Colorize and Breathe Life into Old Black-and-White Photos (Get started for free)

"What would Penn Station in Newark, NJ look like in 1935, if it were colorized?"

The construction of Penn Station in Newark was a major project, requiring a workforce of over 1,500 laborers.

The station's design was influenced by the art deco and neoclassical styles, reflecting the era's architectural trends.

The main waiting room features a distinctive glass dome, maple wood paneling, and an archway, creating a grand and airy space for passengers.

The station's design was intended to showcase the PRR's commitment to modernity and efficiency, with features like electric lighting and ventilation systems.

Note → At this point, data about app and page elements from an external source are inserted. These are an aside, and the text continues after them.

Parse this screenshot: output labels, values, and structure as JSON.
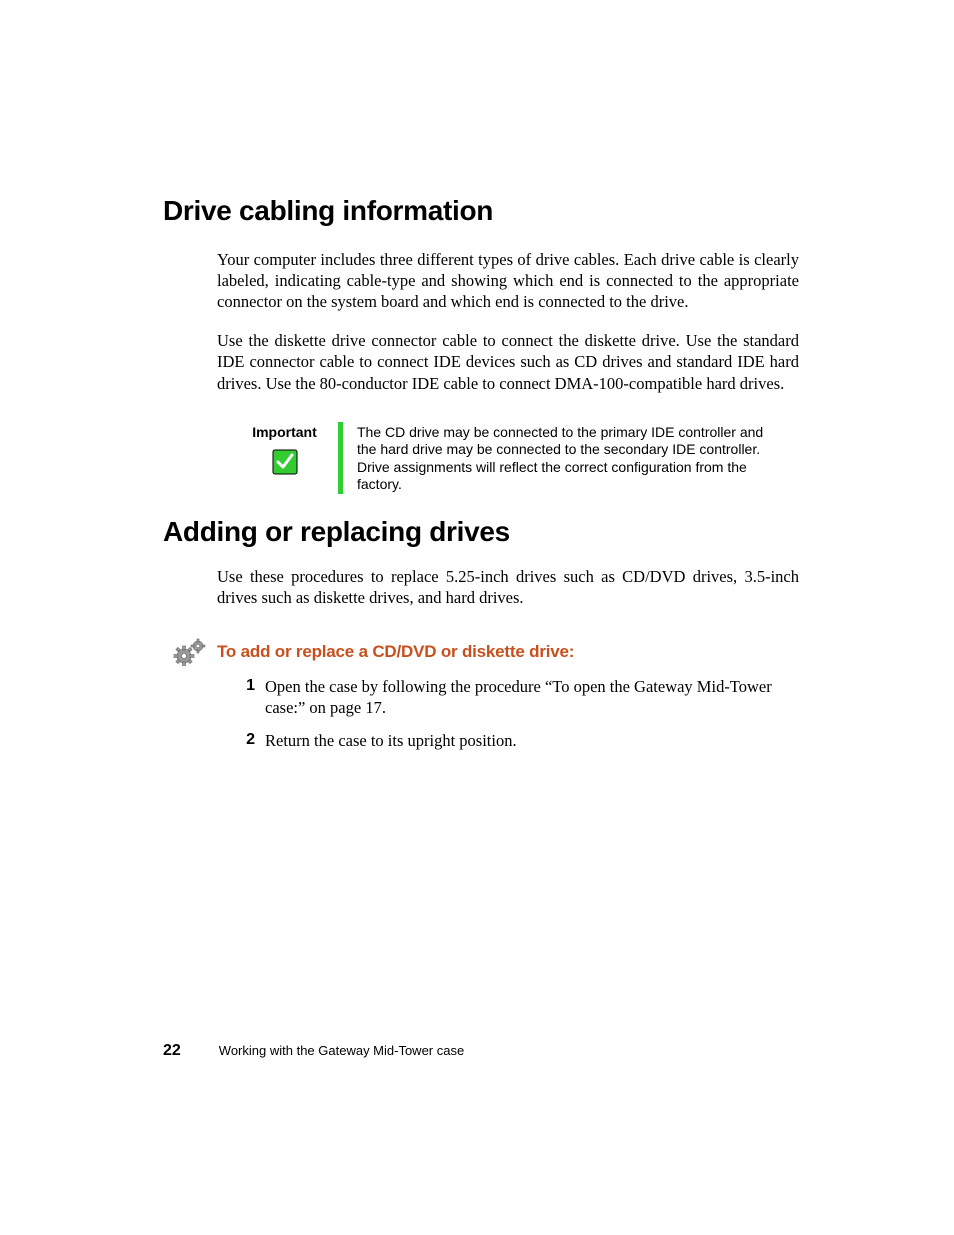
{
  "headings": {
    "h1_cabling": "Drive cabling information",
    "h1_adding": "Adding or replacing drives"
  },
  "paragraphs": {
    "cabling_p1": "Your computer includes three different types of drive cables. Each drive cable is clearly labeled, indicating cable-type and showing which end is connected to the appropriate connector on the system board and which end is connected to the drive.",
    "cabling_p2": "Use the diskette drive connector cable to connect the diskette drive. Use the standard IDE connector cable to connect IDE devices such as CD drives and standard IDE hard drives. Use the 80-conductor IDE cable to connect DMA-100-compatible hard drives.",
    "adding_p1": "Use these procedures to replace 5.25-inch drives such as CD/DVD drives, 3.5-inch drives such as diskette drives, and hard drives."
  },
  "callout": {
    "label": "Important",
    "body": "The CD drive may be connected to the primary IDE controller and the hard drive may be connected to the secondary IDE controller. Drive assignments will reflect the correct configuration from the factory."
  },
  "procedure": {
    "heading": "To add or replace a CD/DVD or diskette drive:",
    "steps": [
      {
        "num": "1",
        "text": "Open the case by following the procedure “To open the Gateway Mid-Tower case:” on page 17."
      },
      {
        "num": "2",
        "text": "Return the case to its upright position."
      }
    ]
  },
  "footer": {
    "page_num": "22",
    "text": "Working with the Gateway Mid-Tower case"
  }
}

The station's grand opening ceremony on September 1, 1935, was attended by notable figures, including Governor A.

Harry Moore and PRR officials.

The station was built on a 19-acre site in the Ironbound neighborhood of Newark, replacing the old Penn Station that was located nearby.

The station's construction was made possible by the Pennsylvania Railroad's consolidation plans, which aimed to streamline passenger traffic through the New York metropolitan area.

The station was designed by Robert F.

Rhoads, a prominent architect who also designed other notable buildings in the region.

The station's facade features a prominent clock tower, which has since been removed and replaced with a modern clock installation.

The station was originally designed to accommodate two levels of tracks, but the upper level was never completed due to budget constraints.

The station's tile work was done by the Works Progress Administration (WPA), a federal program established during the Great Depression.

The station's historic tile mural, created by the WPA, was restored in the 2010s as part of a major renovation project.

The station's original wooden benches were replaced with modern seating in the 1990s, marking a shift towards a more durable and low-maintenance design.

The station has been served by various rail lines over the years, including the Pennsylvania Railroad, New Jersey Transit, and Amtrak.

The station is listed on the National Register of Historic Places, recognizing its significance in the development of American transportation infrastructure.

Colorize and Breathe Life into Old Black-and-White Photos (Get started for free)